Details are still being worked out, Bottoms said, but the loan program will be similar to programs implemented by other credit unions during the shutdown, including low-interest or no-interest loans, lines of credit, and deferred payments on existing loans. The loans would be secured by the back pay employees would receive once the shutdown is over.
It was against Federal Aviation Administration rules for the city or an eager Atlanta corporate community to lend directly to the TSA workers, so the city instead turned to its Atlanta City Employees Credit Union, Bottoms said.
‘Belly of the beast’
Atlanta’s scurrying to diminish the worst of the partial government shutdown’s impacts was among several stories mayors were telling as the U.S. Conference of Mayors’ winter meeting began Wednesday in the nation’s capital.

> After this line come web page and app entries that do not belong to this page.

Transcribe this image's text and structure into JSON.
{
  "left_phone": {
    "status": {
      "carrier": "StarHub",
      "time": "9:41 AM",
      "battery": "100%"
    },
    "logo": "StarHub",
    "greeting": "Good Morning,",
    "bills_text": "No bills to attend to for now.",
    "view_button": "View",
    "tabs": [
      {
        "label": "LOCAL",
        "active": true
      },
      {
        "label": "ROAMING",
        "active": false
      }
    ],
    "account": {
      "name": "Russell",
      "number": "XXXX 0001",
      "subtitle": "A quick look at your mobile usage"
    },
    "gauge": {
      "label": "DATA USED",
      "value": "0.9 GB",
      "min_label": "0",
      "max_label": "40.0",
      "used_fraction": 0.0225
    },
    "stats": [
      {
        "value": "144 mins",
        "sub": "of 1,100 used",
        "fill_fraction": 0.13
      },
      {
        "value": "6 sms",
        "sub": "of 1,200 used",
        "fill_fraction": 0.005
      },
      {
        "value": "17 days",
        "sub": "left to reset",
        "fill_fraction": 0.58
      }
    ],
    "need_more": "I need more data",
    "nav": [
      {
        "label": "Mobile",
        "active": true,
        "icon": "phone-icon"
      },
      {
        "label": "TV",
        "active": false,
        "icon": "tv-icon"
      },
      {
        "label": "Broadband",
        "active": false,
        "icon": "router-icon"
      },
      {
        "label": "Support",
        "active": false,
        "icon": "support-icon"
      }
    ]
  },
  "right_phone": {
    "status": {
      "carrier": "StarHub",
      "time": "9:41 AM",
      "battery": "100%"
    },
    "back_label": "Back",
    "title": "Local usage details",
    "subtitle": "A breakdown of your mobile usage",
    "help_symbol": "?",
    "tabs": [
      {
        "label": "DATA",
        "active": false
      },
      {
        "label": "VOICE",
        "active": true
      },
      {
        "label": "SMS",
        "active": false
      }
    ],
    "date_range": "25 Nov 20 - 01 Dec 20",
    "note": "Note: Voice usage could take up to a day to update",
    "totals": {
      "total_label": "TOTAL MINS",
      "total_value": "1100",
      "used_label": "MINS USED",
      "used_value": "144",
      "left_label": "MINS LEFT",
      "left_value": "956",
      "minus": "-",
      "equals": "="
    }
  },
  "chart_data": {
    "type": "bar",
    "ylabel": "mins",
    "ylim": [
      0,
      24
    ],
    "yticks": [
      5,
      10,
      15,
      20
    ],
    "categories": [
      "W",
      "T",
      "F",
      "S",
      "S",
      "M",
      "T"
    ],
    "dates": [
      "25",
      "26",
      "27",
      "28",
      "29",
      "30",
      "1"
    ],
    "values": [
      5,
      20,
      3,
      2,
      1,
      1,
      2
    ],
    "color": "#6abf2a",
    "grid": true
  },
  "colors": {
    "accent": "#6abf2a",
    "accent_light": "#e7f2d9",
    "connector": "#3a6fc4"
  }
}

Washington will offer a $9 million temporary loan program to help people make their mortgage payments, D.C. Mayor Muriel Bowser told reporters at the conference. The program, which launched Wednesday, is aimed at 70,000 local federal workers affected by the partial government shutdown.
“We, perhaps more than anybody, are kind of in the belly of the beast of this shutdown,” Bowser said, adding that it is up to cities to “step in the place of the federal government.”
“We know that some of those 70,000 people have missed one check and will miss another one this week,” the Democratic mayor said. Federal workers’ next bimonthly pay date is Friday.
“Everyone’s going to have to get pretty creative” to meet local impacts from the shutdown, said Columbia, South Carolina, Mayor Stephen K. Benjamin, a Democrat who is also president of the mayors’ association.
For instance, Columbia owns its own water system, Benjamin noted. “We’re developing a program allowing for deferred payments on water bills for those who are effected by the shutdown,” he said.
New Orleans Mayor LaToya Cantrell, a Democrat, said that outside the loss of paychecks for about 5,000 city residents who work for the federal government, the biggest concern is grant money that is being held up. In particular, the city’s purchase of 14 buses for its public transit systems has been delayed.
“But I’m telling you the biggest deal is just the lack of the paychecks that our residents are not receiving,” she said. “We have property taxes due the 31st of this month, so we’ve had to relax that.”
Delays on grant programs from law enforcement to transit, along with funding for public housing are particular concerns for mayors, said Paul Soglin, the Democratic mayor of Madison, Wisconsin. “If these grant delays continue much longer we will see ramifications in 2020 and 2021,” he said.
“But our biggest concern right now is in the areas of health and housing,” Soglin said. “And that’s where we will be forced to step in.”
The city has $30 million in emergency funds that it will access, particularly if the Supplemental Nutrition Assistance Program, which is most likely funded through the end of February, is interrupted.